With about 1.6 million followers, she is hugely influential, but how much responsibility lies at the feet of those pushing their own brands and lifestyles via such platforms?
“It’s based on anecdotal evidence – ‘I have an illness; I then ate a plant-based story and it magically disappeared.’ That’s great, what a positive inspirational story [for you] – end of,” says Eve.
“They gave me a way of normalising my eating patterns and regarding my situation, they did not help.
“If all these diets work, do you not think the dieticians on the NHS working with people who are morbidly obese would be implementing them? But they don’t because it doesn’t work.
“It’s mostly to ‘eat what you want in moderation and don’t worry about it.’ And that’s gluten, dairy, meat, sugar, salt included.”
Farmers are desperately trying to voice their concern over the misrepresentation of British farming, and the relentless debate between the farming industry and those furiously defending their choice to exclude all animal products from their diets is now much more than just a discussion, with some extremists going as far as calling farmers ‘murderers and ‘rapists’.
Eve says: “I think we live in an increasingly unstable and unpredictable world, and people are desperately looking for something to control. Food is an obvious crutch and is so tied up in another ridiculous goal that rules so many lives - the way we look. It’s therefore a perfect source of control and power.
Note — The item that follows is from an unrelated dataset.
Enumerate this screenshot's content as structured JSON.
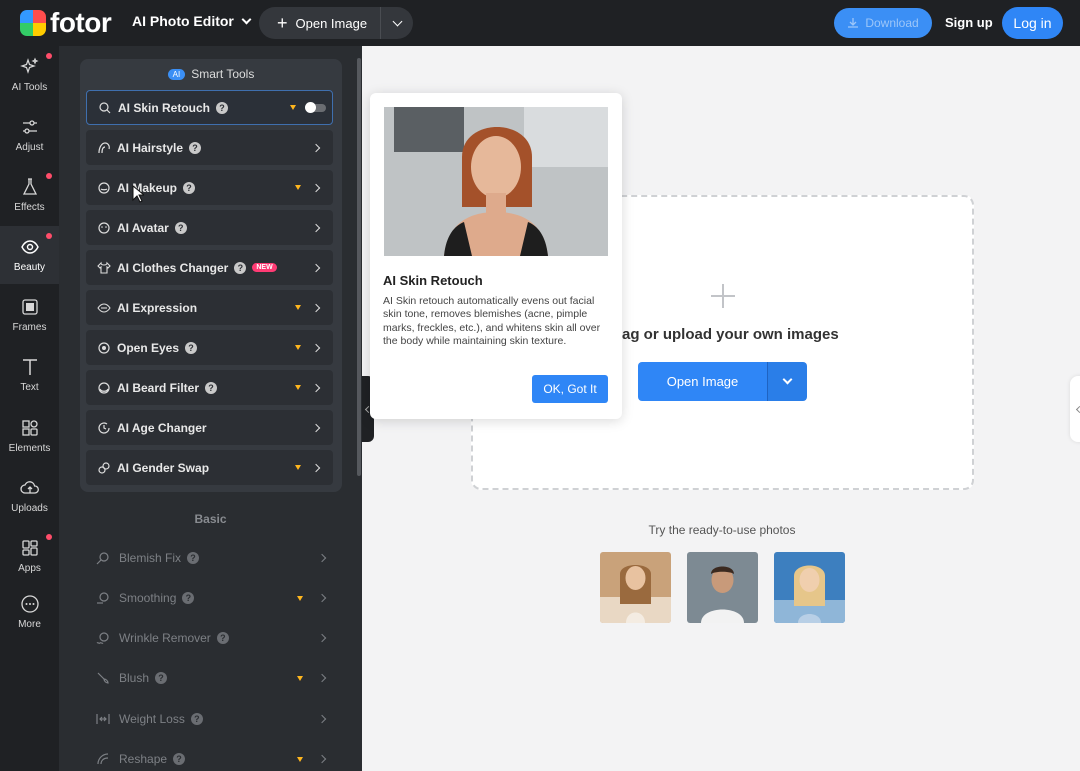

In addition, the proliferation of pseudoscience about food has ramped up in recent years thanks to the immediacy of social media. It’s everywhere and inescapable.
“I understand some may opt for omitting meat from their diet for environmental reasons - there are some stringent environmentalists out there and that’s commendable. But any sort of dietary restriction concerns me, especially amongst young women, as I think it’s difficult to be really honest with yourself about whether the restriction is wrapped up in feelings you have about your body which is a desire to keep it small.
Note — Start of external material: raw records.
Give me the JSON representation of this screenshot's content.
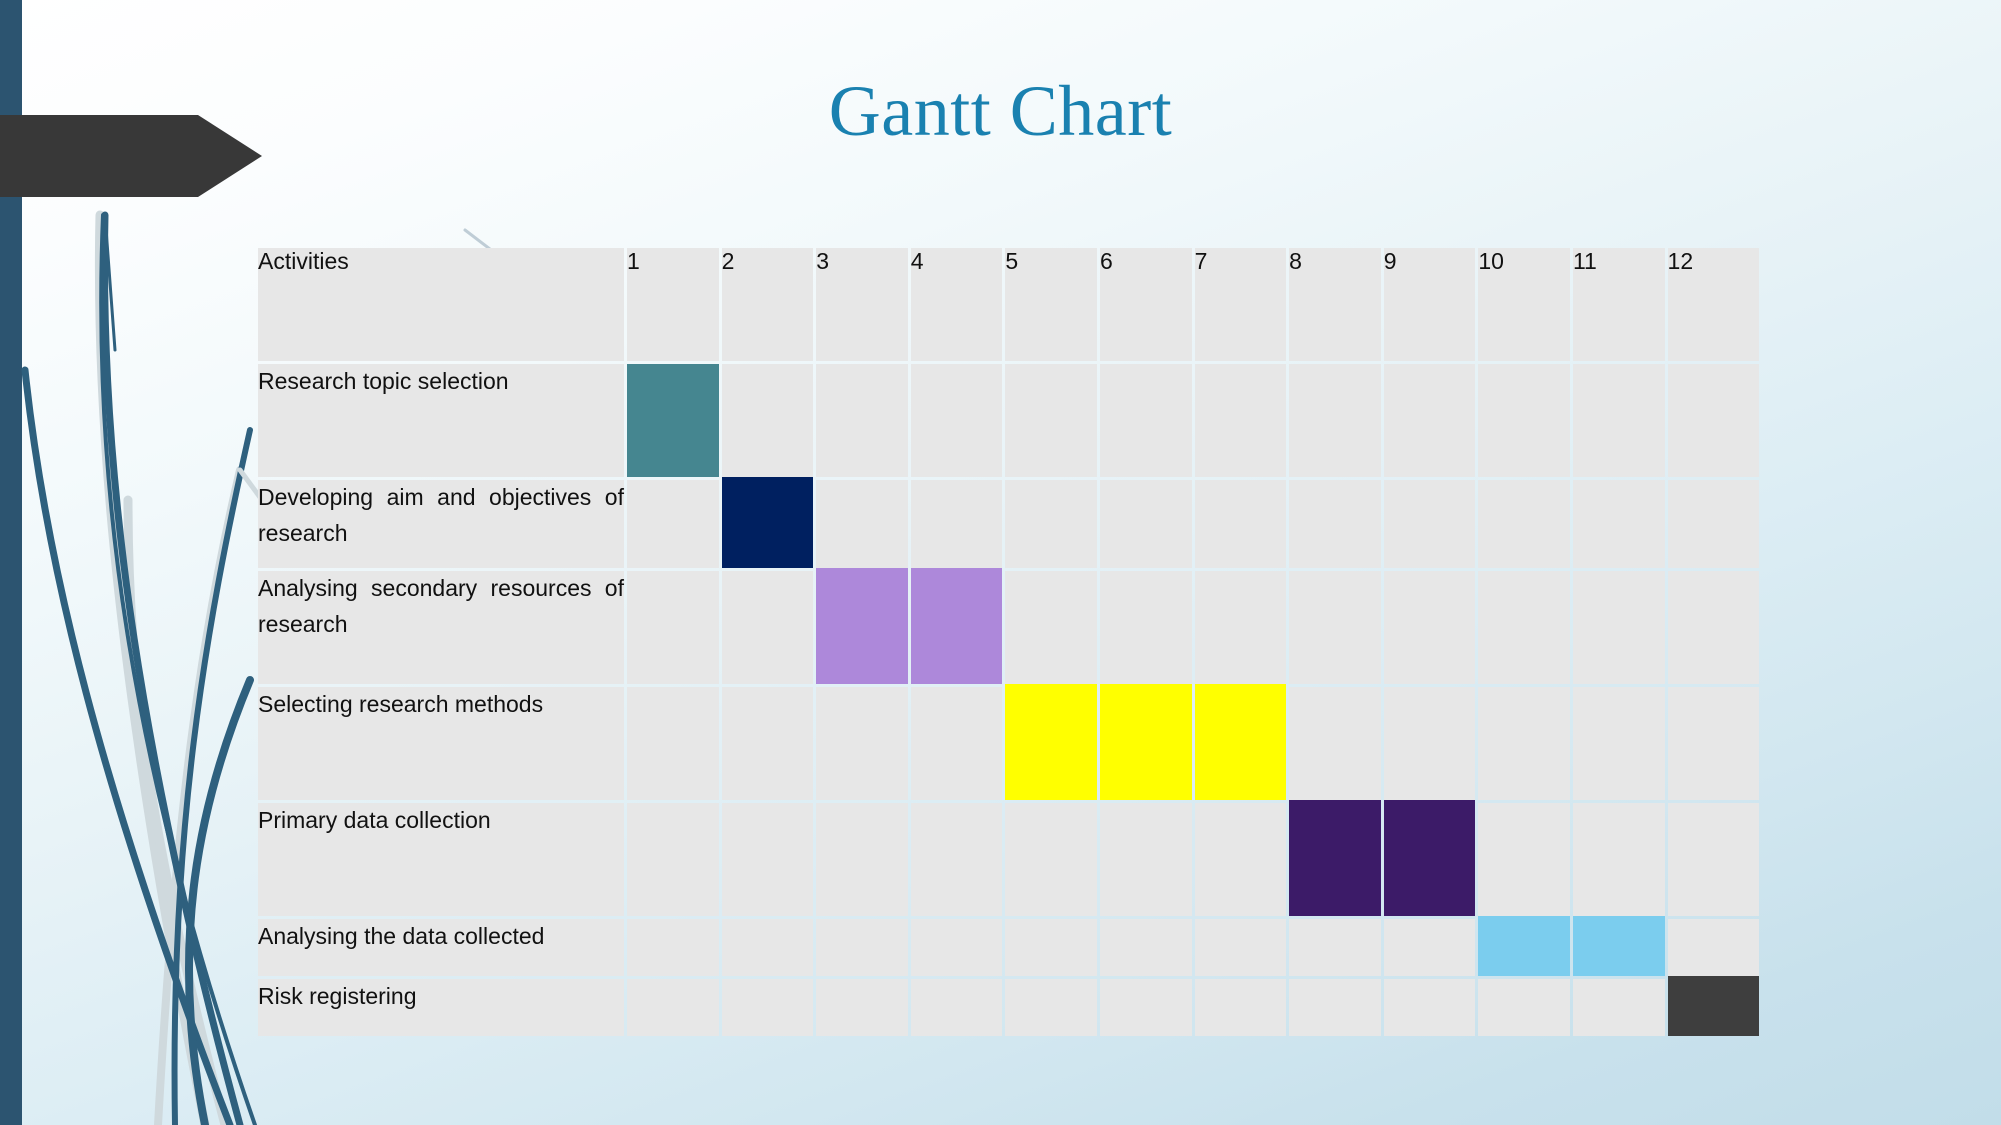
{
  "slide": {
    "title": "Gantt Chart",
    "title_color": "#1a81b0",
    "background_colors": {
      "top": "#ffffff",
      "bottom": "#c2dde9",
      "edge_stripe": "#2c5470",
      "arrow_banner": "#383838",
      "stem_dark": "#2e607e",
      "stem_light": "#cdd8dc"
    }
  },
  "table": {
    "activities_header": "Activities",
    "week_headers": [
      "1",
      "2",
      "3",
      "4",
      "5",
      "6",
      "7",
      "8",
      "9",
      "10",
      "11",
      "12"
    ],
    "cell_color": "#e7e7e7",
    "gridline_color": "#ffffff",
    "rows": [
      {
        "label": "Research topic selection",
        "start": 1,
        "span": 1,
        "color": "#458690"
      },
      {
        "label": "Developing aim and objectives of research",
        "start": 2,
        "span": 1,
        "color": "#002060"
      },
      {
        "label": "Analysing secondary resources of research",
        "start": 3,
        "span": 2,
        "color": "#ad88da"
      },
      {
        "label": "Selecting research methods",
        "start": 5,
        "span": 3,
        "color": "#ffff00"
      },
      {
        "label": "Primary data collection",
        "start": 8,
        "span": 2,
        "color": "#3c1b68"
      },
      {
        "label": "Analysing the data collected",
        "start": 10,
        "span": 2,
        "color": "#7bcdee"
      },
      {
        "label": "Risk registering",
        "start": 12,
        "span": 1,
        "color": "#3e3e3e"
      }
    ]
  },
  "chart_data": {
    "type": "bar",
    "title": "Gantt Chart",
    "xlabel": "",
    "ylabel": "Activities",
    "x": [
      1,
      2,
      3,
      4,
      5,
      6,
      7,
      8,
      9,
      10,
      11,
      12
    ],
    "categories": [
      "Research topic selection",
      "Developing aim and objectives of research",
      "Analysing secondary resources of research",
      "Selecting research methods",
      "Primary data collection",
      "Analysing the data collected",
      "Risk registering"
    ],
    "series": [
      {
        "name": "Research topic selection",
        "start": 1,
        "end": 1,
        "duration": 1,
        "color": "#458690"
      },
      {
        "name": "Developing aim and objectives of research",
        "start": 2,
        "end": 2,
        "duration": 1,
        "color": "#002060"
      },
      {
        "name": "Analysing secondary resources of research",
        "start": 3,
        "end": 4,
        "duration": 2,
        "color": "#ad88da"
      },
      {
        "name": "Selecting research methods",
        "start": 5,
        "end": 7,
        "duration": 3,
        "color": "#ffff00"
      },
      {
        "name": "Primary data collection",
        "start": 8,
        "end": 9,
        "duration": 2,
        "color": "#3c1b68"
      },
      {
        "name": "Analysing the data collected",
        "start": 10,
        "end": 11,
        "duration": 2,
        "color": "#7bcdee"
      },
      {
        "name": "Risk registering",
        "start": 12,
        "end": 12,
        "duration": 1,
        "color": "#3e3e3e"
      }
    ],
    "xlim": [
      1,
      12
    ],
    "grid": true,
    "legend": "none"
  }
}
“I think the problem is when it starts to get pushed on everyone and the outcome, I guess, is that nobody really knows 100 per cent. The studies are very complex. Climate change is going to happen, but nobody knows that if we stop eating meat this won’t happen. I think that it’s completely non-sensical and when it comes to what we eat, it’s such a complex and emotional subject that can for some people be extremely damaging when it comes to dictating what you or I should eat.
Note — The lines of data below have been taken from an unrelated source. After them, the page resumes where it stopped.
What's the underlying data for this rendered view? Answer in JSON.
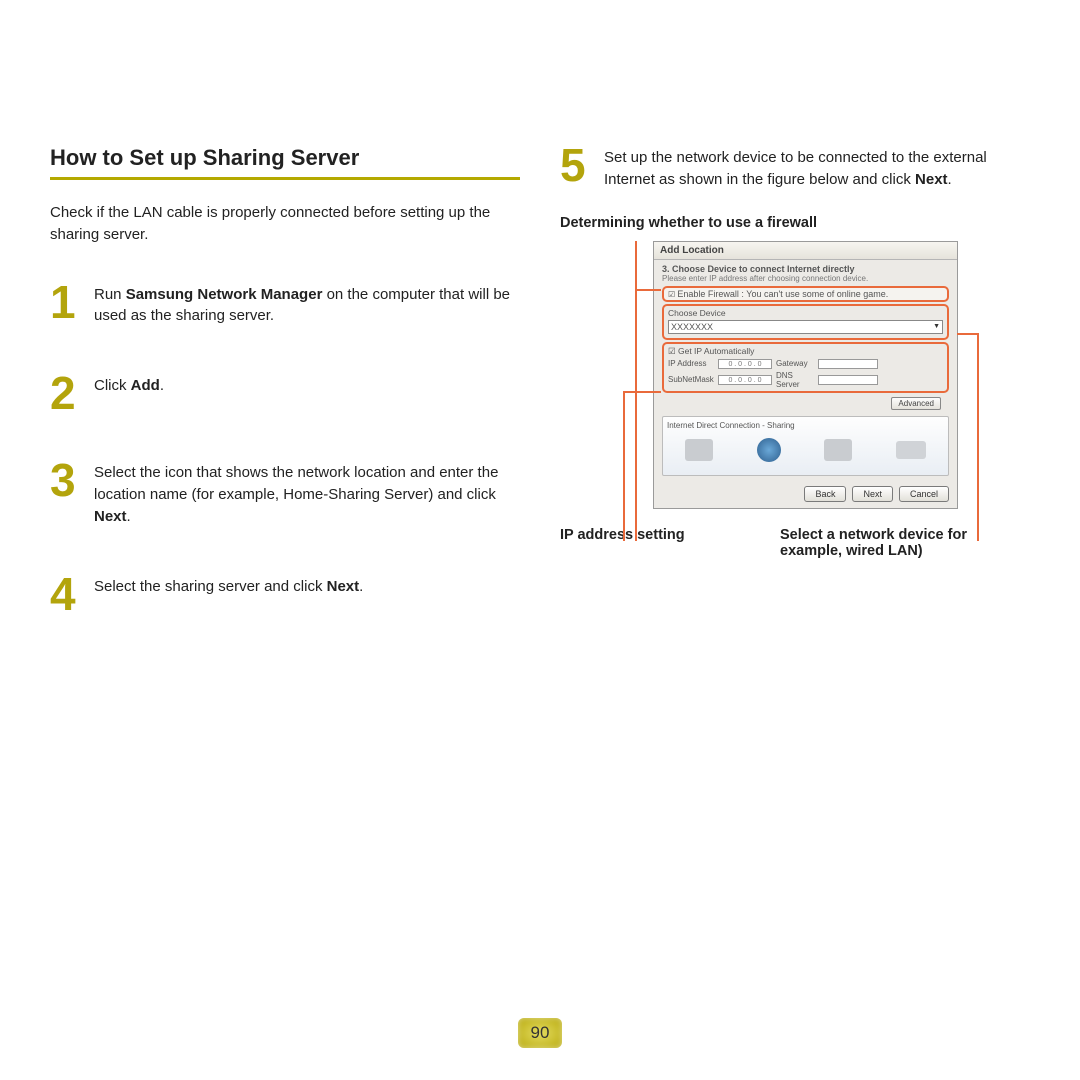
{
  "section_title": "How to Set up Sharing Server",
  "intro": "Check if the LAN cable is properly connected before setting up the sharing server.",
  "steps": {
    "s1": {
      "num": "1",
      "pre": "Run ",
      "bold": "Samsung Network Manager",
      "post": " on the computer that will be used as the sharing server."
    },
    "s2": {
      "num": "2",
      "pre": "Click ",
      "bold": "Add",
      "post": "."
    },
    "s3": {
      "num": "3",
      "pre": "Select the icon that shows the network location and enter the location name (for example, Home-Sharing Server) and click ",
      "bold": "Next",
      "post": "."
    },
    "s4": {
      "num": "4",
      "pre": "Select the sharing server and click ",
      "bold": "Next",
      "post": "."
    },
    "s5": {
      "num": "5",
      "pre": "Set up the network device to be connected to the external Internet as shown in the figure below and click ",
      "bold": "Next",
      "post": "."
    }
  },
  "callouts": {
    "top": "Determining whether to use a firewall",
    "bottom_left": "IP address setting",
    "bottom_right": "Select a network device for example, wired LAN)"
  },
  "dialog": {
    "title": "Add Location",
    "instr_bold": "3. Choose Device to connect Internet directly",
    "instr_small": "Please enter IP address after choosing connection device.",
    "firewall_text": "Enable Firewall : You can't use some of online game.",
    "choose_label": "Choose Device",
    "choose_value": "XXXXXXX",
    "get_ip": "Get IP Automatically",
    "ip_address": "IP Address",
    "subnet": "SubNetMask",
    "gateway": "Gateway",
    "dns": "DNS Server",
    "ip_placeholder": "0 . 0 . 0 . 0",
    "advanced": "Advanced",
    "panel_title": "Internet Direct Connection - Sharing",
    "btn_back": "Back",
    "btn_next": "Next",
    "btn_cancel": "Cancel"
  },
  "page_number": "90"
}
“The outcome for human beings should, in the present day, come over and above this sort of theoretical situation for the environment which we don’t know what will look like yet.
“A catastrophising message doesn’t help, it’s got to be realistic.
“Genetics play a huge role in affecting lifestyle related illnesses and that’s got to be considered.”
In Eat It Anyway, Eve and co-author Laura Dennison explore attitudes to food and call on various experts to home in on what it means to eat healthily. Forgetting the social media followers and the mindset of what you think your body should look like, their approach to food and cooking is one of realism.
Eve says: “Almost everyday I get messages from young people, especially women, saying thank you for a refreshing message that alleviates some of the anxiety they feel when eating.
“Others say we’ve propelled their recovery from serious eating disorders. It’s insane and very humbling, but most of all it makes putting your head above the parapet and saying things people don’t like to hear more worth it.
Through the process Eve has also worked with professionals who all advise a healthy, balanced diet.
“No dietician worth their salt will endorse a faddy diet,” she says.
“Most of the time, try and eat according to your body’s physical cues but mental health is just as important.
“If you need a slice of cake to ease the pain of a nasty break-up, have the slice of cake already.”